## [Activity]
The word to look for is "other". Report every line of the entries below that has it.

## [Material provided]
+++
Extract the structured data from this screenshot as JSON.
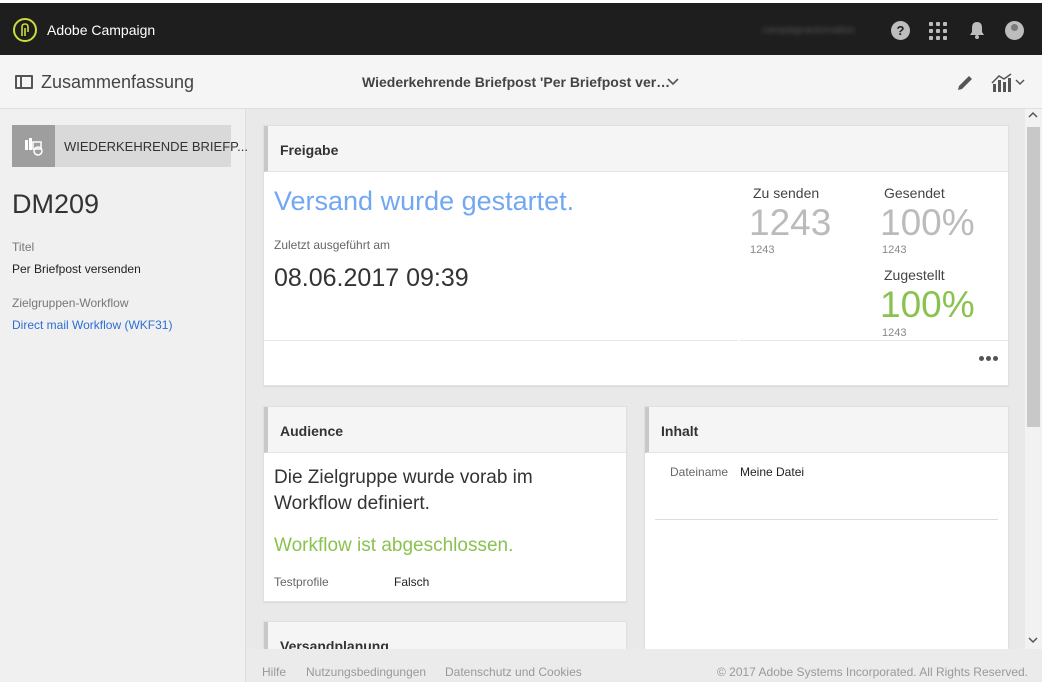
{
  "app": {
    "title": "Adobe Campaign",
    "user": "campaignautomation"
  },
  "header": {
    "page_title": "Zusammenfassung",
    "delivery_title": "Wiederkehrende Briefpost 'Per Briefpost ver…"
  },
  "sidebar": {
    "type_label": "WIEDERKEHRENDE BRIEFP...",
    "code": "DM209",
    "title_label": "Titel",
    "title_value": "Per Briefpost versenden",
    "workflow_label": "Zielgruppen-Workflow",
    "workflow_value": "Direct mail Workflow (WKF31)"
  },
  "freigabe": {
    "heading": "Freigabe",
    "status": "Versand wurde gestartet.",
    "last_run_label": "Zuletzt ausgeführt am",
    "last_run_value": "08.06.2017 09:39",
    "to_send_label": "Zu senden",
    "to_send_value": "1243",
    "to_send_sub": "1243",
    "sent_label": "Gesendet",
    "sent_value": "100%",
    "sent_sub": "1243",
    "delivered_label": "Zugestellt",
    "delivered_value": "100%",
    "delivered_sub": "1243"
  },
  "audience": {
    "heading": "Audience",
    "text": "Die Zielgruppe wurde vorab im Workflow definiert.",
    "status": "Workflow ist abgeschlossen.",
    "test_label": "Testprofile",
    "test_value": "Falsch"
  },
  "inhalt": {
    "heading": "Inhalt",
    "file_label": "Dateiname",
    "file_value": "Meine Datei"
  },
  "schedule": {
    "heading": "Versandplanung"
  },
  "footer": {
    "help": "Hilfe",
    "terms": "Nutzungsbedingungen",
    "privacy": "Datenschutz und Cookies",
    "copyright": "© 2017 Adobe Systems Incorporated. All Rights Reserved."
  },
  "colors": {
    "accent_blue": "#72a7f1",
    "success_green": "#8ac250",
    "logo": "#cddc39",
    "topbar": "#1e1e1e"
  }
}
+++
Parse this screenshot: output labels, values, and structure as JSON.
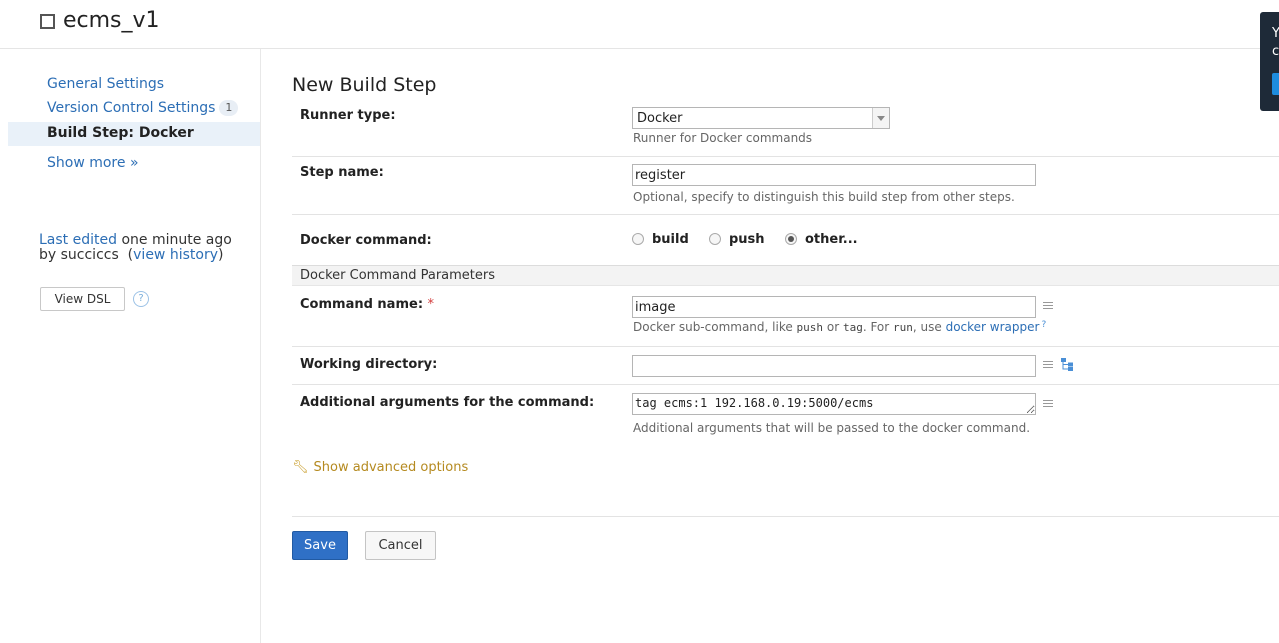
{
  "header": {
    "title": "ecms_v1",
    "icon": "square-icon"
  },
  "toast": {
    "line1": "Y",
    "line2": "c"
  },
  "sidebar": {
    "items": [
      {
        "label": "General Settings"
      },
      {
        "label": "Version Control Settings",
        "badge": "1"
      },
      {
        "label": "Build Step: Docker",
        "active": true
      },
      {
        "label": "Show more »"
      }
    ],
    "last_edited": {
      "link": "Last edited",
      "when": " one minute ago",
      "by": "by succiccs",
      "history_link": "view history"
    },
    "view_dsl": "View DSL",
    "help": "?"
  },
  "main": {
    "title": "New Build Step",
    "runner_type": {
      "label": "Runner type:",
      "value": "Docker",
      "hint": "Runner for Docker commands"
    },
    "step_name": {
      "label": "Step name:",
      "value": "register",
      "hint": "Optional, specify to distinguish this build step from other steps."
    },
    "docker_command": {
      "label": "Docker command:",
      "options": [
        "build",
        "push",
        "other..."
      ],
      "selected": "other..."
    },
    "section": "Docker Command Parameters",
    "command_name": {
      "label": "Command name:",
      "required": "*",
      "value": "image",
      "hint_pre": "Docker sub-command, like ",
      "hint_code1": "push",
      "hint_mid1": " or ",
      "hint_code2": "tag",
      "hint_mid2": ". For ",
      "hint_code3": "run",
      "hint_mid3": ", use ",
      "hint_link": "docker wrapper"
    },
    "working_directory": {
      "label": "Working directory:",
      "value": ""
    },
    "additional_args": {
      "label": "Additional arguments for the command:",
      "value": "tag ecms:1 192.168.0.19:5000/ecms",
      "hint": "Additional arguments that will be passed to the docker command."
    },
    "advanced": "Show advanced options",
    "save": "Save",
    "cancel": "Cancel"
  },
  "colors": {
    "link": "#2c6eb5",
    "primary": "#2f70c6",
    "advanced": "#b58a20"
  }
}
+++
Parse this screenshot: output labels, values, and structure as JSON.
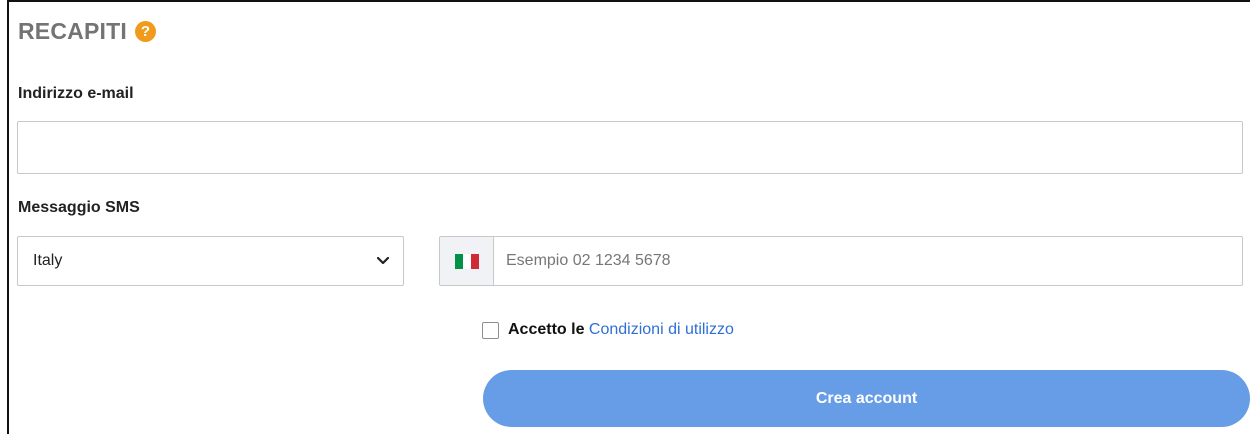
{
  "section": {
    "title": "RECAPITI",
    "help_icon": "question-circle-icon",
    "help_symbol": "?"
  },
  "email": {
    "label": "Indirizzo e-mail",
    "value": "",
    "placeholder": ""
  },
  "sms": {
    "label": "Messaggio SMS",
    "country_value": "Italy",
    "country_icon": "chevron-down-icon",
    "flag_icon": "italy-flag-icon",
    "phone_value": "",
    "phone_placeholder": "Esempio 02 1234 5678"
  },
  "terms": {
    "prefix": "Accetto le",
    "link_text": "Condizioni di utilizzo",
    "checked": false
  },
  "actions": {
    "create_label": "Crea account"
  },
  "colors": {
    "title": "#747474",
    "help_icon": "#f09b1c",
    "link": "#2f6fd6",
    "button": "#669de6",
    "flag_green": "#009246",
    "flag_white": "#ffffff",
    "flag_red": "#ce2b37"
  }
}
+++
## [Expected output]
      "hint": "Optional, specify to distinguish this build step from other steps."
        "other..."
      "selected": "other..."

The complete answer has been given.